Originally created 07/13/97

Retailer targets black women



DALLAS -J.C. Penney plans for former Dynasty star Diahann Carroll to promote a new celebrity signature line of clothes, a move the company calls an industry first for a black woman.

J.C. Penney has long tailored its merchandise to demographics and now is aggressively advertising products specifically for minority customers. The Diahann Carroll line will be offered in flattering colors for nonwhite women over 35.

"We found we do very well with colors such as brown, pumpkin, gold tones, that whole family of colors," said Penney fashion segment manager Beverly Anderson.

Ms. Carroll, an actress and singer whose credits include the TV show Julia, will promote the line along with black community leaders. The collection will be available in September at 160 of Penney's 1,230 stores.

The line expands the department store's collection of clothing aimed at minorities, a niche Sears Roebuck and other retailers have increasingly targeted.

"I think you're seeing all the major retailers are attempting to get a bigger chunk of the ethnic market," said Joe Ronning, an analyst for Brown Brothers Harriman. "The bigger companies, the ones you would think would be the slowest to respond, are moving in that direction."

The driving force behind the marketing is demographics. Blacks account for 32.3 million, or 12.7 percent of the population, but the U.S. Census Bureau expects the black population to grow to 40.1 million by 2010, or 13.4 percent of the population.

The Diahann Carroll collection is the first celebrity signature line by a black woman, according to the chain, but it's not the first ethnic marketing venture for J.C. Penney. The company also offers its Smiles Fashions' Nefertiti Collection, featuring African prints in black and white combinations and orange backgrounds.

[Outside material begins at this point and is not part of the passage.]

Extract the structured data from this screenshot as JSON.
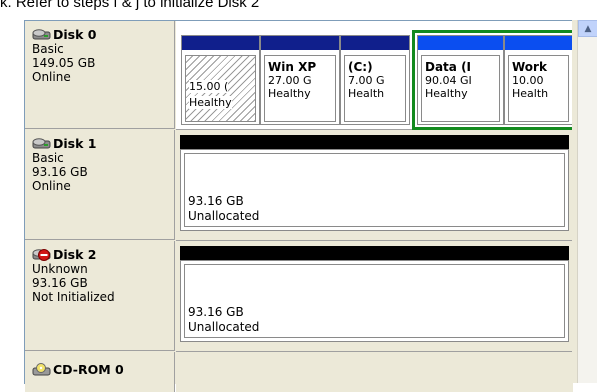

The chain has marketed specifically to black women for the past five years by creating a special Fashion Influences catalog and opening trendy boutiques under the same name.

The company has also targeted Hispanics with a clothing line under designer Sandra Salcedo's name that has seen in Northern California and the Texas areas of San Antonio, El Paso and Houston, Ms. Anderson said. The designer is now talking with J.C. Penney about offering a home interior collection.

J.C. Penney isn't alone in its search for ethnic customers.

Sears Roebuck's lines include African Village loungewear and a new line called Mosaic, designed by Alvin Bell.

Hispanics currently number 28.6 million, or 11 percent, and that figure is expected to grow to 41.1 million by 2010, or 14 percent.